■ **Work to be completed**:
Write the data out again, exactly as given.

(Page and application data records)
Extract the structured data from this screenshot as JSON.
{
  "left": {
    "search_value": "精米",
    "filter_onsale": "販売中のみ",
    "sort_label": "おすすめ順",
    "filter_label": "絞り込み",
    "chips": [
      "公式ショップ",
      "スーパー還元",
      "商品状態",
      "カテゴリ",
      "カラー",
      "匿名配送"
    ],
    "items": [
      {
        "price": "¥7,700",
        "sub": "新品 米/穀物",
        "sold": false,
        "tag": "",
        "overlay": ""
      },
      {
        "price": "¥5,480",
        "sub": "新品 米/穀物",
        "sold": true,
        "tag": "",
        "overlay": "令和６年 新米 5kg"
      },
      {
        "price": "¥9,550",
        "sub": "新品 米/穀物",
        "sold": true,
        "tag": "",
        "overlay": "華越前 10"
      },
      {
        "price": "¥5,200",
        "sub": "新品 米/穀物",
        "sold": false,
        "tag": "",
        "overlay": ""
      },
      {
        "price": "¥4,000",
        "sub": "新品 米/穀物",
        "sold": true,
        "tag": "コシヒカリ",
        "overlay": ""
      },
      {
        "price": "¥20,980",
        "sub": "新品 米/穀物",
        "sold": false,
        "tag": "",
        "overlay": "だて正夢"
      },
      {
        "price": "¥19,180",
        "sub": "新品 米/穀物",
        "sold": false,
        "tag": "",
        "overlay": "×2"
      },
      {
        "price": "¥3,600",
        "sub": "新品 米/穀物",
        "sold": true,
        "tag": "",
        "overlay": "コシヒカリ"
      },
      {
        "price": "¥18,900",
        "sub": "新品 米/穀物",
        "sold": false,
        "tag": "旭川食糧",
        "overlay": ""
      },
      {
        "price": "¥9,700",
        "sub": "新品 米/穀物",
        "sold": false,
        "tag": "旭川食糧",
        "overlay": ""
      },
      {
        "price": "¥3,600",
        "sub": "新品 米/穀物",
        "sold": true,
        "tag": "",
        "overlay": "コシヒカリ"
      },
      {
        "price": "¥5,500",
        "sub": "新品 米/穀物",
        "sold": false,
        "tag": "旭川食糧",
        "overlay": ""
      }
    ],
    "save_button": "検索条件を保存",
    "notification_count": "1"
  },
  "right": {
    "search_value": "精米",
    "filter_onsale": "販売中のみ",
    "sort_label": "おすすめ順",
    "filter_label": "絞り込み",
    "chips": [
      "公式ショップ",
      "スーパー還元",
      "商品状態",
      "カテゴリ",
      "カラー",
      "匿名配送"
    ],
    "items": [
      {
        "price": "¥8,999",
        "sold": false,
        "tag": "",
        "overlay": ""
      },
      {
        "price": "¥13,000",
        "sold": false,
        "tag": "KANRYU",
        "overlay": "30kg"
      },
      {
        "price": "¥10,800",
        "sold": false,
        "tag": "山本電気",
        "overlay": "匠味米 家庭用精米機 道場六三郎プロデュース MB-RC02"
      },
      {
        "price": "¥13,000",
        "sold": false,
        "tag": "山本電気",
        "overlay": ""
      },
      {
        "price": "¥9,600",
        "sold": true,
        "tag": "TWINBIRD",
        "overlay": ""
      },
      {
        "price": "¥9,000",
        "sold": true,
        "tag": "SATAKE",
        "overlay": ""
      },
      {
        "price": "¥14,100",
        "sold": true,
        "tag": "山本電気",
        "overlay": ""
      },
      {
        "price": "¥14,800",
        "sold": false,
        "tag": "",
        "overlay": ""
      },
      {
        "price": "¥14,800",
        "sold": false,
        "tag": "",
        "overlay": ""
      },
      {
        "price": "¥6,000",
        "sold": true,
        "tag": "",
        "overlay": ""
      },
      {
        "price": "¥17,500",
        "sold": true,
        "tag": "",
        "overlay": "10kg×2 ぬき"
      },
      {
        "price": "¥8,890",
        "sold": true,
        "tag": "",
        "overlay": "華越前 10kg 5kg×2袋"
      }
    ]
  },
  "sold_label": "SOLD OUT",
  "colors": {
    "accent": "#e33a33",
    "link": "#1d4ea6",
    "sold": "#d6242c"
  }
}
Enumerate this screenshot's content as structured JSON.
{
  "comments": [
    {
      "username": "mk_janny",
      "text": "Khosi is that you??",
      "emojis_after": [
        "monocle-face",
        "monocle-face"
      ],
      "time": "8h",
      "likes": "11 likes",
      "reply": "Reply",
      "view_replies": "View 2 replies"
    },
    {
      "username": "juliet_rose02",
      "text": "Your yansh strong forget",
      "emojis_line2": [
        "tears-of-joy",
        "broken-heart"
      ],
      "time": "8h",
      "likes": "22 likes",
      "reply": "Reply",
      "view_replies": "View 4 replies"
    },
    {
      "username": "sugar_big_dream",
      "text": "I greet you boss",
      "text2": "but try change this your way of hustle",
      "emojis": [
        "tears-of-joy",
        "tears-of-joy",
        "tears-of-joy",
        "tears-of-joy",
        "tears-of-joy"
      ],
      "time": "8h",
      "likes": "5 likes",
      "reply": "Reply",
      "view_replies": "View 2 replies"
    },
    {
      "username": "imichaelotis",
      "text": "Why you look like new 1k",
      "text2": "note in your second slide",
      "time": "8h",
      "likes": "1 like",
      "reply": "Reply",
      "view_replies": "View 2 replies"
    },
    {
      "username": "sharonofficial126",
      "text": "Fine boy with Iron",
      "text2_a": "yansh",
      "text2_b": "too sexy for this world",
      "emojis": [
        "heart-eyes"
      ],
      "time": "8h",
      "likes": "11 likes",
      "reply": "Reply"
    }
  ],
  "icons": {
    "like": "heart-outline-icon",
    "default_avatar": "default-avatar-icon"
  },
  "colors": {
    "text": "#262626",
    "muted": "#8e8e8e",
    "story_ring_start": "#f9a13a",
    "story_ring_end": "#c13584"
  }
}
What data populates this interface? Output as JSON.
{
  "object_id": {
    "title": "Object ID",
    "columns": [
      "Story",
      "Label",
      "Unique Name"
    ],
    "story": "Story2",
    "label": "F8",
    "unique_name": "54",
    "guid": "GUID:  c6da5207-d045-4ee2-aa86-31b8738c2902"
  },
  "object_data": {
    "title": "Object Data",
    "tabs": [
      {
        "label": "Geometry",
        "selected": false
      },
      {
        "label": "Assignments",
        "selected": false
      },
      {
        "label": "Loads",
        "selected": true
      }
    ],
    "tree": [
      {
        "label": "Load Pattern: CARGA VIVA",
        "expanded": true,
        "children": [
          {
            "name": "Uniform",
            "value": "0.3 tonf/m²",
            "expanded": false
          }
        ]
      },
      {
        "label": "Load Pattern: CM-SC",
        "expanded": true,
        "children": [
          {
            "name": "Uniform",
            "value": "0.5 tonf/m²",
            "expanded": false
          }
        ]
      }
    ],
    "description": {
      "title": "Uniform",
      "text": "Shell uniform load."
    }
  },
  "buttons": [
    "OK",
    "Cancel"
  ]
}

■ **Solved problem**:
Extract the structured data from this screenshot as JSON.
{
  "left": {
    "search_value": "精米",
    "filter_onsale": "販売中のみ",
    "sort_label": "おすすめ順",
    "filter_label": "絞り込み",
    "chips": [
      "公式ショップ",
      "スーパー還元",
      "商品状態",
      "カテゴリ",
      "カラー",
      "匿名配送"
    ],
    "items": [
      {
        "price": "¥7,700",
        "sub": "新品 米/穀物",
        "sold": false,
        "tag": "",
        "overlay": ""
      },
      {
        "price": "¥5,480",
        "sub": "新品 米/穀物",
        "sold": true,
        "tag": "",
        "overlay": "令和６年 新米 5kg"
      },
      {
        "price": "¥9,550",
        "sub": "新品 米/穀物",
        "sold": true,
        "tag": "",
        "overlay": "華越前 10"
      },
      {
        "price": "¥5,200",
        "sub": "新品 米/穀物",
        "sold": false,
        "tag": "",
        "overlay": ""
      },
      {
        "price": "¥4,000",
        "sub": "新品 米/穀物",
        "sold": true,
        "tag": "コシヒカリ",
        "overlay": ""
      },
      {
        "price": "¥20,980",
        "sub": "新品 米/穀物",
        "sold": false,
        "tag": "",
        "overlay": "だて正夢"
      },
      {
        "price": "¥19,180",
        "sub": "新品 米/穀物",
        "sold": false,
        "tag": "",
        "overlay": "×2"
      },
      {
        "price": "¥3,600",
        "sub": "新品 米/穀物",
        "sold": true,
        "tag": "",
        "overlay": "コシヒカリ"
      },
      {
        "price": "¥18,900",
        "sub": "新品 米/穀物",
        "sold": false,
        "tag": "旭川食糧",
        "overlay": ""
      },
      {
        "price": "¥9,700",
        "sub": "新品 米/穀物",
        "sold": false,
        "tag": "旭川食糧",
        "overlay": ""
      },
      {
        "price": "¥3,600",
        "sub": "新品 米/穀物",
        "sold": true,
        "tag": "",
        "overlay": "コシヒカリ"
      },
      {
        "price": "¥5,500",
        "sub": "新品 米/穀物",
        "sold": false,
        "tag": "旭川食糧",
        "overlay": ""
      }
    ],
    "save_button": "検索条件を保存",
    "notification_count": "1"
  },
  "right": {
    "search_value": "精米",
    "filter_onsale": "販売中のみ",
    "sort_label": "おすすめ順",
    "filter_label": "絞り込み",
    "chips": [
      "公式ショップ",
      "スーパー還元",
      "商品状態",
      "カテゴリ",
      "カラー",
      "匿名配送"
    ],
    "items": [
      {
        "price": "¥8,999",
        "sold": false,
        "tag": "",
        "overlay": ""
      },
      {
        "price": "¥13,000",
        "sold": false,
        "tag": "KANRYU",
        "overlay": "30kg"
      },
      {
        "price": "¥10,800",
        "sold": false,
        "tag": "山本電気",
        "overlay": "匠味米 家庭用精米機 道場六三郎プロデュース MB-RC02"
      },
      {
        "price": "¥13,000",
        "sold": false,
        "tag": "山本電気",
        "overlay": ""
      },
      {
        "price": "¥9,600",
        "sold": true,
        "tag": "TWINBIRD",
        "overlay": ""
      },
      {
        "price": "¥9,000",
        "sold": true,
        "tag": "SATAKE",
        "overlay": ""
      },
      {
        "price": "¥14,100",
        "sold": true,
        "tag": "山本電気",
        "overlay": ""
      },
      {
        "price": "¥14,800",
        "sold": false,
        "tag": "",
        "overlay": ""
      },
      {
        "price": "¥14,800",
        "sold": false,
        "tag": "",
        "overlay": ""
      },
      {
        "price": "¥6,000",
        "sold": true,
        "tag": "",
        "overlay": ""
      },
      {
        "price": "¥17,500",
        "sold": true,
        "tag": "",
        "overlay": "10kg×2 ぬき"
      },
      {
        "price": "¥8,890",
        "sold": true,
        "tag": "",
        "overlay": "華越前 10kg 5kg×2袋"
      }
    ]
  },
  "sold_label": "SOLD OUT",
  "colors": {
    "accent": "#e33a33",
    "link": "#1d4ea6",
    "sold": "#d6242c"
  }
}
Enumerate this screenshot's content as structured JSON.
{
  "comments": [
    {
      "username": "mk_janny",
      "text": "Khosi is that you??",
      "emojis_after": [
        "monocle-face",
        "monocle-face"
      ],
      "time": "8h",
      "likes": "11 likes",
      "reply": "Reply",
      "view_replies": "View 2 replies"
    },
    {
      "username": "juliet_rose02",
      "text": "Your yansh strong forget",
      "emojis_line2": [
        "tears-of-joy",
        "broken-heart"
      ],
      "time": "8h",
      "likes": "22 likes",
      "reply": "Reply",
      "view_replies": "View 4 replies"
    },
    {
      "username": "sugar_big_dream",
      "text": "I greet you boss",
      "text2": "but try change this your way of hustle",
      "emojis": [
        "tears-of-joy",
        "tears-of-joy",
        "tears-of-joy",
        "tears-of-joy",
        "tears-of-joy"
      ],
      "time": "8h",
      "likes": "5 likes",
      "reply": "Reply",
      "view_replies": "View 2 replies"
    },
    {
      "username": "imichaelotis",
      "text": "Why you look like new 1k",
      "text2": "note in your second slide",
      "time": "8h",
      "likes": "1 like",
      "reply": "Reply",
      "view_replies": "View 2 replies"
    },
    {
      "username": "sharonofficial126",
      "text": "Fine boy with Iron",
      "text2_a": "yansh",
      "text2_b": "too sexy for this world",
      "emojis": [
        "heart-eyes"
      ],
      "time": "8h",
      "likes": "11 likes",
      "reply": "Reply"
    }
  ],
  "icons": {
    "like": "heart-outline-icon",
    "default_avatar": "default-avatar-icon"
  },
  "colors": {
    "text": "#262626",
    "muted": "#8e8e8e",
    "story_ring_start": "#f9a13a",
    "story_ring_end": "#c13584"
  }
}
What data populates this interface? Output as JSON.
{
  "object_id": {
    "title": "Object ID",
    "columns": [
      "Story",
      "Label",
      "Unique Name"
    ],
    "story": "Story2",
    "label": "F8",
    "unique_name": "54",
    "guid": "GUID:  c6da5207-d045-4ee2-aa86-31b8738c2902"
  },
  "object_data": {
    "title": "Object Data",
    "tabs": [
      {
        "label": "Geometry",
        "selected": false
      },
      {
        "label": "Assignments",
        "selected": false
      },
      {
        "label": "Loads",
        "selected": true
      }
    ],
    "tree": [
      {
        "label": "Load Pattern: CARGA VIVA",
        "expanded": true,
        "children": [
          {
            "name": "Uniform",
            "value": "0.3 tonf/m²",
            "expanded": false
          }
        ]
      },
      {
        "label": "Load Pattern: CM-SC",
        "expanded": true,
        "children": [
          {
            "name": "Uniform",
            "value": "0.5 tonf/m²",
            "expanded": false
          }
        ]
      }
    ],
    "description": {
      "title": "Uniform",
      "text": "Shell uniform load."
    }
  },
  "buttons": [
    "OK",
    "Cancel"
  ]
}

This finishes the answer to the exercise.